Supplied entries START

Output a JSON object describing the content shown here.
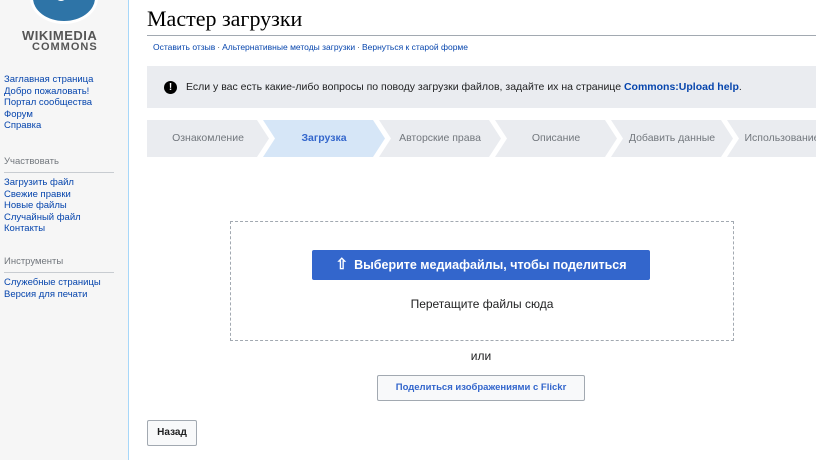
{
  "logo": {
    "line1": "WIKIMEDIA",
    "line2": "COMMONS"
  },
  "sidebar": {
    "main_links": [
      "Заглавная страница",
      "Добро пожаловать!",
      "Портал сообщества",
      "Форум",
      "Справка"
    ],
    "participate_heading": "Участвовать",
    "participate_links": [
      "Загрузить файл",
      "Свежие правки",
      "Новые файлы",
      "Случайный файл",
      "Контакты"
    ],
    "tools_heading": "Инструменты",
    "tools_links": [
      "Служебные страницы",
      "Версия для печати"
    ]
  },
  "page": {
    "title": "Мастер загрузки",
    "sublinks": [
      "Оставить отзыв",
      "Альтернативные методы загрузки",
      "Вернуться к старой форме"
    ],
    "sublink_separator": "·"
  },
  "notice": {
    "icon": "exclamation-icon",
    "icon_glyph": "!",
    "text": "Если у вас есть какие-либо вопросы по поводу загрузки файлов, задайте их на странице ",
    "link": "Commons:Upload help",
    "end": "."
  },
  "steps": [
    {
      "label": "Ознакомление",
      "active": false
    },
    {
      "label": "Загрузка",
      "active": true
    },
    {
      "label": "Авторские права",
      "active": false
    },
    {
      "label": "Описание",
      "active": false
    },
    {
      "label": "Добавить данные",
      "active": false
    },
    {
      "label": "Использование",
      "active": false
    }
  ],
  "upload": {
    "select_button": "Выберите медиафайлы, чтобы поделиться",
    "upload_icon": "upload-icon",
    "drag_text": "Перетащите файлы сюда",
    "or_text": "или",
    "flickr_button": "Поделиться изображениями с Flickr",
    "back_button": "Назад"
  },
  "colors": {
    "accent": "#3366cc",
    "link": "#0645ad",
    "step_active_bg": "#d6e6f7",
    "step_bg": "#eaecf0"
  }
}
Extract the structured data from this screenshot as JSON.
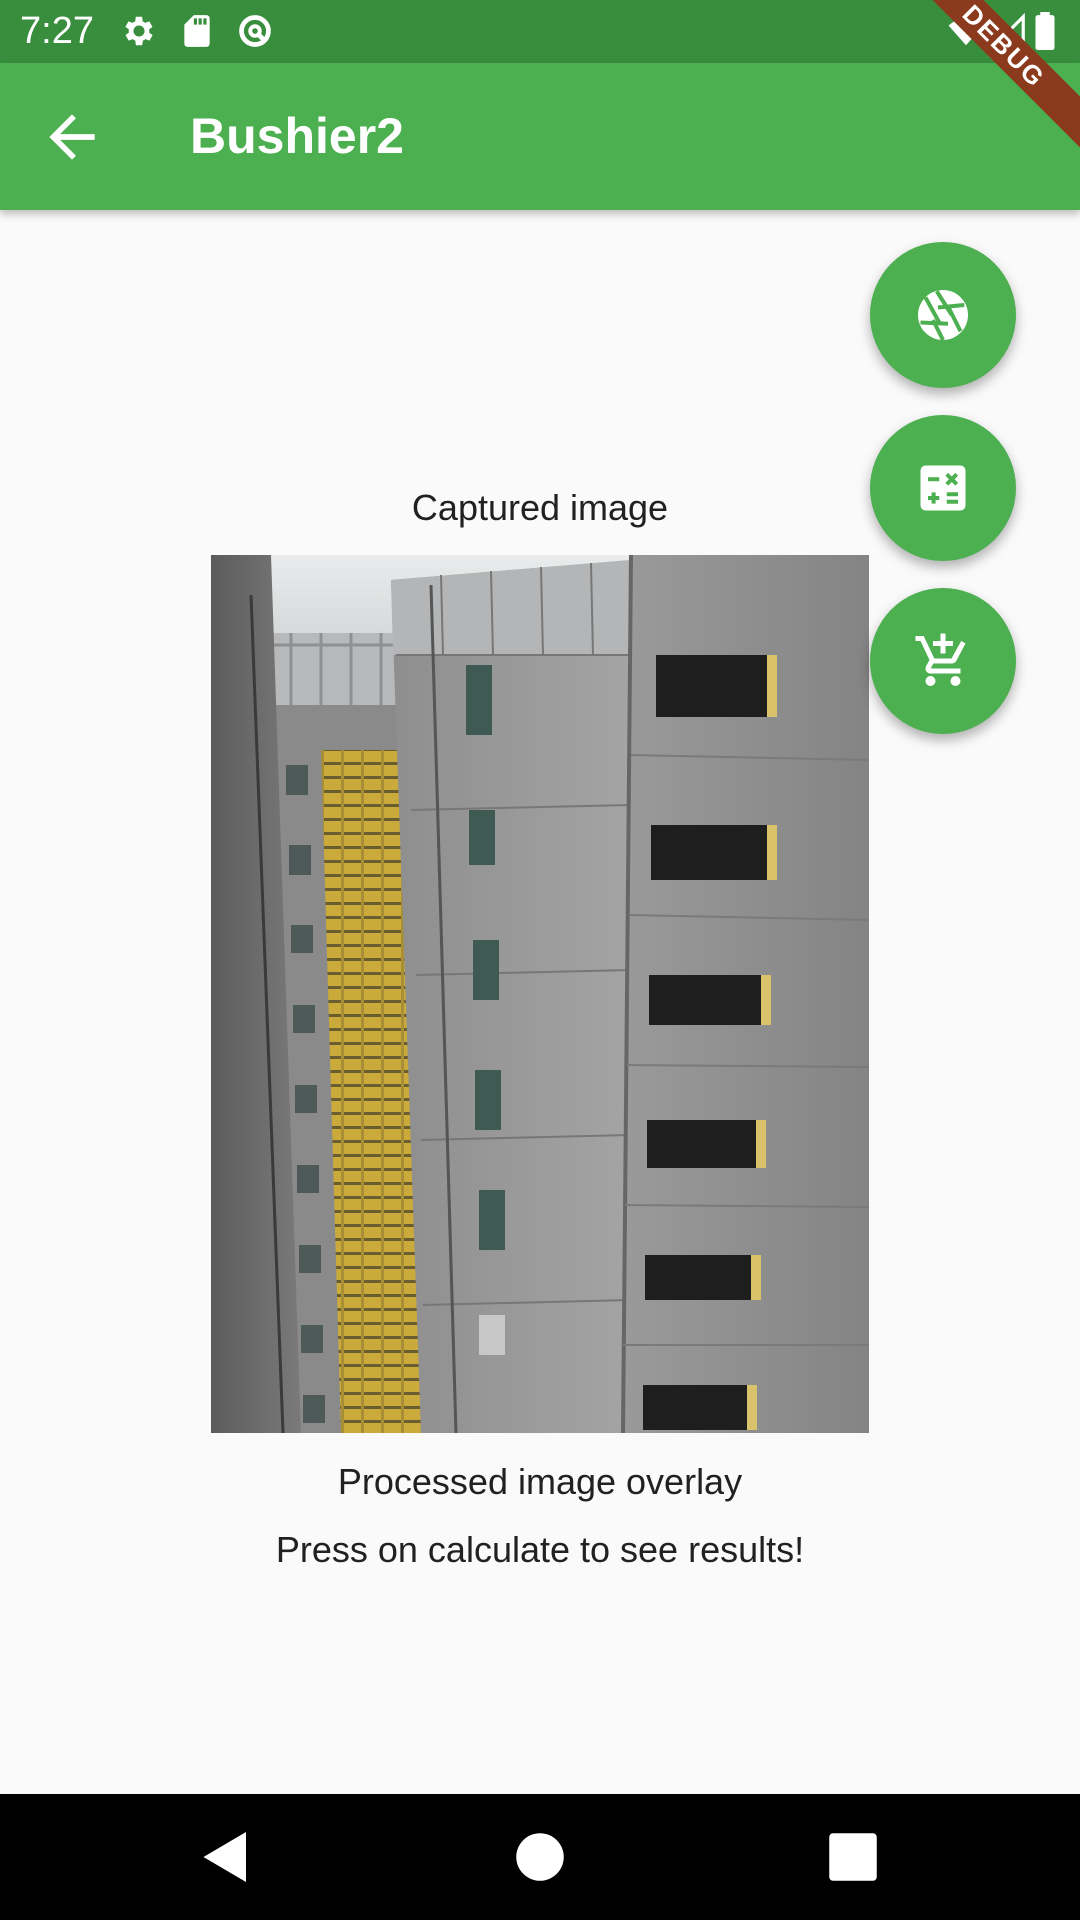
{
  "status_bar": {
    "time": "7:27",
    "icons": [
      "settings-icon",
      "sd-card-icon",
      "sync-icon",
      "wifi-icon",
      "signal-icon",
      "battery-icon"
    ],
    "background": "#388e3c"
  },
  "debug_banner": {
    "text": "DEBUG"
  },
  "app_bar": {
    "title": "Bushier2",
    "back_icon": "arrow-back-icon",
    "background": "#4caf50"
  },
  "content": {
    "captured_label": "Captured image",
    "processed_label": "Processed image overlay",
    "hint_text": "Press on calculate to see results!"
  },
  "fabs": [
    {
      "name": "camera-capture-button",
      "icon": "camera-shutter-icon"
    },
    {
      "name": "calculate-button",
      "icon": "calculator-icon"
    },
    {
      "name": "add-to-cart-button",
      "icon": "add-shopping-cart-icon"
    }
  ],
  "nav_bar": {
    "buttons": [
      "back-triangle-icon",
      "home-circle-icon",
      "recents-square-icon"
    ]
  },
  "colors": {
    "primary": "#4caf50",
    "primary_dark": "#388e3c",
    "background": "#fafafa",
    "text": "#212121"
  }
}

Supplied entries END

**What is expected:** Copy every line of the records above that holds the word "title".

**Result of this task:**
    "title": "Мастер загрузки",
    "title": "Bushier2",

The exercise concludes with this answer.